This is one of the longest knives in the kitchen. It is long and narrow, which allows it to make clean and uniform slices. It is mainly used to cut and slice meats like beef, lamb, pork, and poultry.
Due to its narrow blade, it can also be used to cut large fruits, vegetables, and even cakes.
The Tojiro DP3 Series Carving Knife 24cm is a good example of a carving knife. Handcrafted in Japan from high-quality steel, it has a super-sharp blade with Rockwell hardness of 60.
The Meat Cleaver
The cleaver is also known as the butcher knife. It has a flat rectangular blade and comes in different sizes depending on the use. They are the broadest and heaviest knives in the kitchen.
Cleavers are used to cut up raw meat, cut through bones, and cut through thick foodstuff like pumpkins.
The wide, heavy blade also makes the cleaver great for beating and tenderizing poultry, meat, and fish. In addition, the knife features a thick spine, a wide blade, and a full tang, which give balance and strength. For cleavers to do their job well, they need a thicker, tougher blade.

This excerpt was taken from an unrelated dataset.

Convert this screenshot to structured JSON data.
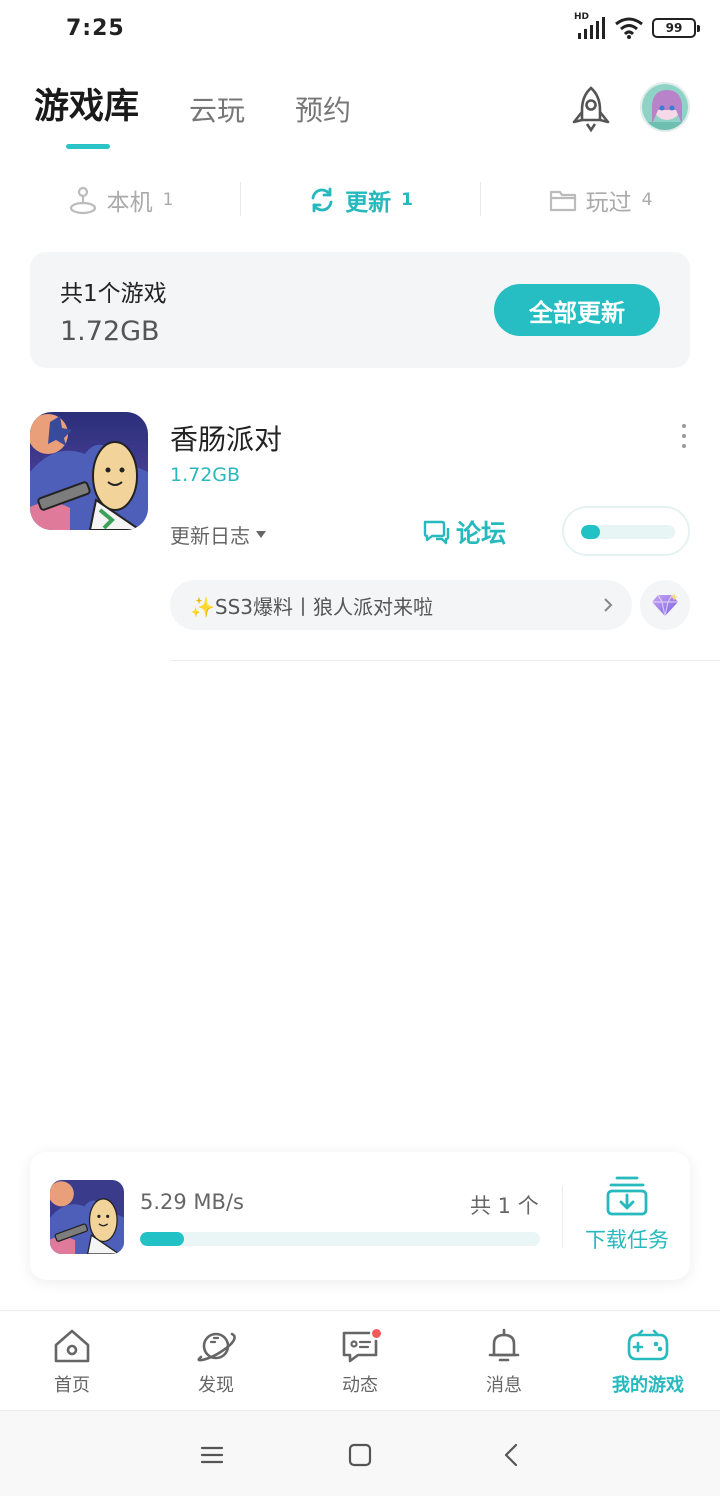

For example, The Shun Kai Classic Meat Cleaver 18.7cm has a blade made from AUS8A, a strong, high-carbon, wear-resistant stainless steel. Due to their size, cleavers usually have a hole at the corner of the blade for hanging them up when we're not using them.
Now that you know the basics of house kitchen knives, you can update your collection to include all the right knives for the right jobs.
Having the right set of house kitchen knives is a great way to develop your skills as a cook. Even if you're not a professional chef, with the right set of knives, you can be a chef in your own kitchen. Check out the above-mentioned knives and choose one for your culinary needs.